Getting a refund? It depends

Jimmieka Mills, News Editor

Many students assume that federal income tax filing does not affect them and in some cases this is true. If you had no earned income and are a dependent of your parents, federal filing should not include you providing any documents of proof of income and taxes paid.

Students who have worked at any time during the year may be affected regardless of whether they are considered a dependent of a primary tax filer.

This may be better understood with a definition of earned income. This includes any income a filer has received for work performed typically reported on a form W2.

Students who worked during the year 2014 should receive a form W2 (some independent contracted workers will receive form 1099) with their total wages earned and taxes paid for the year.

The Earned Income Tax Credit (EITC) has been around a long time – it was signed by President Ford and then expanded in the tax reform act by President Reagan. It’s targeted at working individuals and families with low to moderate income.

Political views are always shifting, but many Democrats support the Earned Income Tax Credit as a critical part of the safety net and Republicans have backed it because it rewards work and family.

Not all filers are eligible for earned income credit it is dependent upon a few factors, age and income being two of those.

“Many low-income workers are not required to file a return due to income level, but they still may qualify for this tax credit so they could be missing out on hundreds, if not thousands of dollars in a tax refund,” explained Gwen Joyner, a Jackson Hewitt tax professional with 20 years of experience.

“Others may have been ineligible for the Earned Income Tax Credit last year and assume they’ll never be eligible, but changes in their life may make them eligible this year,” Joyner added.

The Earned Income Tax Credit can make a huge difference in the size of a tax return, but it’s also one of the most overlooked credits and it can be confusing. It has been estimated by The Internal Revenue (IRS) that one-third of the population eligible for the Earned Income Tax Credit changes each year based on marital, parental and financial status.

“The IRS actually wants people to get the refund they deserve; I remember at the end of last year’s tax season, the IRS was putting the word out that there was more than $760 million in unclaimed refunds from 2010 and the three-year window for claiming it was about to end,” said Terrel Walker, Tax preparer and ACA Specialist. “It was there for people to claim, but a lot of them missed out. We don’t want that to happen.”

The Earned Income Tax Credit is also frequently overlooked by veterans, recent graduates and grad students, in addition to those with low income who are not required to file.

“It can be confusing,” said Deniece Williams, a 13-year tax professional for Jackson Hewitt Tax Service.
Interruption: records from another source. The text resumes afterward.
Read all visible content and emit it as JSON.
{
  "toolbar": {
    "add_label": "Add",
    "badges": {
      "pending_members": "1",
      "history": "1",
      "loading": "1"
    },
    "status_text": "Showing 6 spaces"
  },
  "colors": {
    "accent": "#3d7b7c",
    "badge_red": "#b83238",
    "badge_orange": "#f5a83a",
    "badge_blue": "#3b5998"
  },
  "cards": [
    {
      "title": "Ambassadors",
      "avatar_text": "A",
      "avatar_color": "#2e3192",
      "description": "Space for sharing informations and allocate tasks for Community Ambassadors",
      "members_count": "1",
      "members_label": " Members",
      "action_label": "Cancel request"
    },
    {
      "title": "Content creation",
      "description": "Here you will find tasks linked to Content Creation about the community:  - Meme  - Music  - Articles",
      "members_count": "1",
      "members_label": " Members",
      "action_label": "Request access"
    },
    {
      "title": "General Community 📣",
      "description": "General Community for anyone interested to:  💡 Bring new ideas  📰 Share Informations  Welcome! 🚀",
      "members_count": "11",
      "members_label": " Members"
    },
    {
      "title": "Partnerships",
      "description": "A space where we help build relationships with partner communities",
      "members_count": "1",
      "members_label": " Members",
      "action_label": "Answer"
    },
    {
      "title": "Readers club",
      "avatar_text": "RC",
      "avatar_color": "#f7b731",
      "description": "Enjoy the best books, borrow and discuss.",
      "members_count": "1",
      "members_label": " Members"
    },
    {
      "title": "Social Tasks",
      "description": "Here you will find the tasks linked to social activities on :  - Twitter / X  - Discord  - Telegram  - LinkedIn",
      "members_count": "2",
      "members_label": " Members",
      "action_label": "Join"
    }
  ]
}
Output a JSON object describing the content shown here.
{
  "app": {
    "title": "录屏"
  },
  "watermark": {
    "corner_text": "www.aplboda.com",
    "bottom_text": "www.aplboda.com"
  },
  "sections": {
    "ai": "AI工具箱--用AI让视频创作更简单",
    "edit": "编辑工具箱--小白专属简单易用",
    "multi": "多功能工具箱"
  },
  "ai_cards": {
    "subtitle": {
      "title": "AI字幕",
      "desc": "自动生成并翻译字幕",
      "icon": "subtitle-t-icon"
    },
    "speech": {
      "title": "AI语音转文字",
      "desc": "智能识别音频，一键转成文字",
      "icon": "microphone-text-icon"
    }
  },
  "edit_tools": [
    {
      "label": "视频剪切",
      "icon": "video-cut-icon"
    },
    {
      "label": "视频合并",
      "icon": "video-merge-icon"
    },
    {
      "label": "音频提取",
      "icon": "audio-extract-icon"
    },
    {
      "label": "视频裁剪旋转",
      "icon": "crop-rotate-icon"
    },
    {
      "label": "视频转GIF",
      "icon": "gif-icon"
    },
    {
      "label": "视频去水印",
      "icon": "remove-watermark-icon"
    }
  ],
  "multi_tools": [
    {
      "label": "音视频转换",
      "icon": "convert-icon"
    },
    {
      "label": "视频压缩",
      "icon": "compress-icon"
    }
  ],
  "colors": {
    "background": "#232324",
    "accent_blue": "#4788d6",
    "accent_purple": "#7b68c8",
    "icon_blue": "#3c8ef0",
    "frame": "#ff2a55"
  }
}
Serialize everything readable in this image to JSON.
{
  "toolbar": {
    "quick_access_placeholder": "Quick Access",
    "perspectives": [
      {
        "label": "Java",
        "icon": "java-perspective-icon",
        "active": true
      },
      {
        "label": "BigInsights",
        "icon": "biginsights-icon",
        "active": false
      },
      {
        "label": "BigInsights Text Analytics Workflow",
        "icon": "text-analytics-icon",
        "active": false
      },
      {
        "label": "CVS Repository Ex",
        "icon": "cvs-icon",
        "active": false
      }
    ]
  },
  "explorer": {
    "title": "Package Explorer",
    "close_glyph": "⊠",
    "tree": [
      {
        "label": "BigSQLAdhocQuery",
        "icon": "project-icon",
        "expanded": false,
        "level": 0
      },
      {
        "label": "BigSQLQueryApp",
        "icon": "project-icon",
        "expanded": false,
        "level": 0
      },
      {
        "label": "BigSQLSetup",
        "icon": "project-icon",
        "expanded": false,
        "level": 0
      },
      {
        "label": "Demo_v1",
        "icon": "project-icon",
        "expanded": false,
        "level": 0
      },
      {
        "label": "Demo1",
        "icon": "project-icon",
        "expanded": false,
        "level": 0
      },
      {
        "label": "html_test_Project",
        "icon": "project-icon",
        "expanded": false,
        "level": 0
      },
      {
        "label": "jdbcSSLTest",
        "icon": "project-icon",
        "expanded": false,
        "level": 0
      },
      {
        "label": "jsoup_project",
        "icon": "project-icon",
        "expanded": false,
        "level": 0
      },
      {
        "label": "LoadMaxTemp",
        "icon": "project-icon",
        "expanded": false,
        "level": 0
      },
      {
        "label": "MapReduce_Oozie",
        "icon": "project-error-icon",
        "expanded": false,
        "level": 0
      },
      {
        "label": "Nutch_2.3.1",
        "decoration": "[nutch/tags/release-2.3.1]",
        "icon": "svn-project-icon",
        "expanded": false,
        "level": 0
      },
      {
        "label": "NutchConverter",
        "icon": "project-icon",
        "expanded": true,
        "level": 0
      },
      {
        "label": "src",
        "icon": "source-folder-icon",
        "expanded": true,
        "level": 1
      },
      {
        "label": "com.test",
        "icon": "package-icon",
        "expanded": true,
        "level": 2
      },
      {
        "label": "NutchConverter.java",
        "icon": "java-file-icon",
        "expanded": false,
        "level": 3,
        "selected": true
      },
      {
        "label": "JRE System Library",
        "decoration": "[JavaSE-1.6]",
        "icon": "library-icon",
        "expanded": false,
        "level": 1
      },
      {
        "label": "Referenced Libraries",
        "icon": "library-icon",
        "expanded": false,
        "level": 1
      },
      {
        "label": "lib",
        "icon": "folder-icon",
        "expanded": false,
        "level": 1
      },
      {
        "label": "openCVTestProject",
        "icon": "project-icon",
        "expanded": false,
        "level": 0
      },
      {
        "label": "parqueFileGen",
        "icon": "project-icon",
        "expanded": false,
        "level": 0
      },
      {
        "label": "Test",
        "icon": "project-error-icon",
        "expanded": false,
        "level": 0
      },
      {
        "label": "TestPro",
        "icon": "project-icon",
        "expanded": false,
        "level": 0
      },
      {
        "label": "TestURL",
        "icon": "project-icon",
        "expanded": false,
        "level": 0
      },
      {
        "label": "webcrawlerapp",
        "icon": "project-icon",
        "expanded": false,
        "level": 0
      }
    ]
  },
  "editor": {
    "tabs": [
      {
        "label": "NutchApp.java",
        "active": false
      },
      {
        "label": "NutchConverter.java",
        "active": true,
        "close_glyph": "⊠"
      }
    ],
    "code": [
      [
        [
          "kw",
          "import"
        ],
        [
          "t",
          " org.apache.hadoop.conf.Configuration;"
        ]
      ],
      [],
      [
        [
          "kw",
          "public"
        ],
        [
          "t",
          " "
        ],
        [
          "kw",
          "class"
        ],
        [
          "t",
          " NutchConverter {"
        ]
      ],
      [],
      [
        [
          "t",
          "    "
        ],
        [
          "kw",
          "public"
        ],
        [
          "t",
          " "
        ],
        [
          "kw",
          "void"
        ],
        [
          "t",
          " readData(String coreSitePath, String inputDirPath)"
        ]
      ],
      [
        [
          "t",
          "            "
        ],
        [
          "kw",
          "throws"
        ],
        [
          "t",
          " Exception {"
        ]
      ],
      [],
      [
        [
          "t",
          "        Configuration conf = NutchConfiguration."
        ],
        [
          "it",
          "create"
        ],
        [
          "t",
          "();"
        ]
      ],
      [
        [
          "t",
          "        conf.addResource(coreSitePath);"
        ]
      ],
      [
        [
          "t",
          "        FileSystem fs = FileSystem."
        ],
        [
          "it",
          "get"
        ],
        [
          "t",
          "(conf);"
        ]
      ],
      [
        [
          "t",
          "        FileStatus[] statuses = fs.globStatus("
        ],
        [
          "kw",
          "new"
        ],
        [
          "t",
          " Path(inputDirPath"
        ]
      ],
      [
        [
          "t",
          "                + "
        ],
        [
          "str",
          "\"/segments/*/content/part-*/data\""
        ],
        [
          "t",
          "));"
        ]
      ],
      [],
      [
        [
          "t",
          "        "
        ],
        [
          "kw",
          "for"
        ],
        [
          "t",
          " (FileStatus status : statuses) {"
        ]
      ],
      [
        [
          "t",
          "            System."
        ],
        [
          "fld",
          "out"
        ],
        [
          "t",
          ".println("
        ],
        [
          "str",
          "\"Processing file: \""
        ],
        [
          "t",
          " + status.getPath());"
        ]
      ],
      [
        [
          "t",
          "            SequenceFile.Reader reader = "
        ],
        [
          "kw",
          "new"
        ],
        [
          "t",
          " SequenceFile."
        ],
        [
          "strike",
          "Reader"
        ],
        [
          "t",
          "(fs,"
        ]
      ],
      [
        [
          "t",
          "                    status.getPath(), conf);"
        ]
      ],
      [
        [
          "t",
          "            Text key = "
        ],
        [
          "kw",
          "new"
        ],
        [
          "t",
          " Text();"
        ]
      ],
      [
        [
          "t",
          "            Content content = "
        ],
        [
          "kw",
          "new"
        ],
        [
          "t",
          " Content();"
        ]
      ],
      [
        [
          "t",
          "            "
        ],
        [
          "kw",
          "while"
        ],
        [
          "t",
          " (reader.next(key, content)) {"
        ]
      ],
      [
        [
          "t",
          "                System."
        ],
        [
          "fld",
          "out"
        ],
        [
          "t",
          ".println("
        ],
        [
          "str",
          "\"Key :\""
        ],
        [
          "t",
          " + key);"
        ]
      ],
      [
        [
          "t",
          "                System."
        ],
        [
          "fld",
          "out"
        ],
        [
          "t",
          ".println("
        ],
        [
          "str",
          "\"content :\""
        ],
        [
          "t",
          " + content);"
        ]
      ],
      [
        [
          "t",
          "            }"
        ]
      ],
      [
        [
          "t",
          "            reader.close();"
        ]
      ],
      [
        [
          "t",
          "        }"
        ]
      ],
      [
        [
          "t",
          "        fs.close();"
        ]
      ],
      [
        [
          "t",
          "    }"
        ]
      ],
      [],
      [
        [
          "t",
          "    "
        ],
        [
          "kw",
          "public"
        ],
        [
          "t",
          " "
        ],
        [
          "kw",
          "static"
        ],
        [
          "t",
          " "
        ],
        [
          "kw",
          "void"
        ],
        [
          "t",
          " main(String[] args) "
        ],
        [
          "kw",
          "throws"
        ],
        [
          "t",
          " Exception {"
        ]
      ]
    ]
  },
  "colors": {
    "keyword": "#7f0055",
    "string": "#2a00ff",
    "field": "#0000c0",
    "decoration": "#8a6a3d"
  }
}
Filers can go back to the year 2011 and see if they qualified for this credit.“If you did, you can still get that money,” Williams explained.

The Earned Income Tax Credit qualifying criteria changes every year, and so if you’re going back to check on any credits you’re owed from, say, three years ago, a tax professional can help with that.

Those who wish to file their taxes independently known as do-it-yourself filers are encouraged to refer to a professional for help.

The details of EITC eligibility

To claim the EITC, taxpayers must be employed or self-employed and have a Social Security number. They will need to show proof of having less than $3,350 in investment income and have earned income and adjusted gross income lower than the following amounts:

Filing Status No Children 1 Child 2 Children 3 Children
Single, head of household, qualifying widow(er) $14,590 $38,511 $43,756 $46,997
Married filing jointly $20,020 $43,941 $49,186 $52,427


Here are some helpful tips on the Earned Income Tax Credit

  • You must have earned income from a job or self-employment.
  • You can’t file using married filing separately.
  • Children must be your dependent and living with you – Even if the noncustodial parent claims the dependent exemption the custodial parent is the only parent who can claim the EITC for that child.
  • Military active duty can choose to add their combat pay back to earned income when calculating the EITC – Nice hook – figure refund with and without the combat pay and claim the best. This does not make combat pay taxable.
  • Taxpayers and children must have a Social Security number (no Individual Taxpayer Identification Numbers (ITINs) allowed).
  • Don’t have children? You may still qualify for the EITC if you, or your spouse, are between ages 25 and 65.

Here are five groups that miss out on EITC

  • Taxpayers who don’t have to file a tax return due to low income. For example, single taxpayers with income less than $10,150 don’t have to file, but should file to get their EITC and any withholdings.
  • Families whose income dropped below $50,000 due to a change in job, relocation, health etc. EITC is not on the radar for these families because they never qualified before and don’t realize families with an income in the $40,000 a year range can qualify for EITC.
  • Grandparents, and other older family members, who take over the raising of grandchildren or other young family members. These taxpayers often have to go back to work to help supplement their retirement income and suddenly qualify for EITC because of their obligations to the children and the wages they are earning.
  • Taxpayers who recently left the military often fall into the EITC range as they start working in the civilian world again.
  • Young single taxpayers who are 25 or older and recently graduated.